> [LISTED RECORDS]
----
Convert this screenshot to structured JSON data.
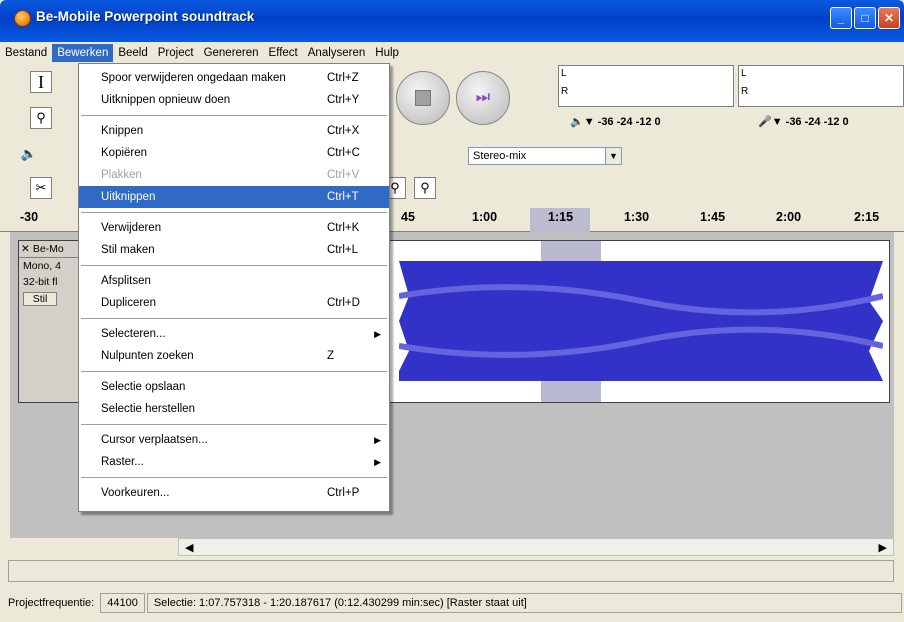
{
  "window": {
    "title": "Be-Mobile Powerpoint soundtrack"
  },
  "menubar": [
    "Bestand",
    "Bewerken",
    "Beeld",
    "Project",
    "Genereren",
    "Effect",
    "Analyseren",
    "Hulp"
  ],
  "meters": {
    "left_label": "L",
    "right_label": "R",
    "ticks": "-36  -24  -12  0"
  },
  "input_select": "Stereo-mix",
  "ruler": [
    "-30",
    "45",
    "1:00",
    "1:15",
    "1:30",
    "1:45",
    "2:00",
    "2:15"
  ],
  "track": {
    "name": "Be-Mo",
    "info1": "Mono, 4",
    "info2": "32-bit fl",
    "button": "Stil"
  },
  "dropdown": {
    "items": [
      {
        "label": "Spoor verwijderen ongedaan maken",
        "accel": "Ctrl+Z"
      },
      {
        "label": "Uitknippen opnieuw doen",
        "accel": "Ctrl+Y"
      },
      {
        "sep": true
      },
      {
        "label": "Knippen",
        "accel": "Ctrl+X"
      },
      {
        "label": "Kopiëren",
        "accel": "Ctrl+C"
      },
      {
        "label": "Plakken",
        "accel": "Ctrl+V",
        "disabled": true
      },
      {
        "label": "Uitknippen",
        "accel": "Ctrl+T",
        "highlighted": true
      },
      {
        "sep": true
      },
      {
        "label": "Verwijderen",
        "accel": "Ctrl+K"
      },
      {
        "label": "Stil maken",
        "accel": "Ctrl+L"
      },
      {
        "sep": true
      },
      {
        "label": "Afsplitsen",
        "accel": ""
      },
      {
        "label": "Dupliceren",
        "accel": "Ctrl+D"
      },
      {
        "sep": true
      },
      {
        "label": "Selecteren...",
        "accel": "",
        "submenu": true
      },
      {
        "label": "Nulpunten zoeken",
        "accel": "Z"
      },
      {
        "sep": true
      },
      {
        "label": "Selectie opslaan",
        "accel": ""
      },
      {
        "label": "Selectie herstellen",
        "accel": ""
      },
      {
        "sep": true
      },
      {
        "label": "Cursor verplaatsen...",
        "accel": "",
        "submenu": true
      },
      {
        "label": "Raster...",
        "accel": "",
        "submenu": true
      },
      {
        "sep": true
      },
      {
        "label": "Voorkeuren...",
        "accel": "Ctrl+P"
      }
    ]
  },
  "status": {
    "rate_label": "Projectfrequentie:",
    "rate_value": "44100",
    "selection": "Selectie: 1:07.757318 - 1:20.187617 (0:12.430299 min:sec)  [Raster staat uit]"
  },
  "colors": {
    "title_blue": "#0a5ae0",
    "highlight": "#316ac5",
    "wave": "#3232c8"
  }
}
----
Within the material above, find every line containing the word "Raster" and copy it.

        "label": "Raster...",
    "selection": "Selectie: 1:07.757318 - 1:20.187617 (0:12.430299 min:sec)  [Raster staat uit]"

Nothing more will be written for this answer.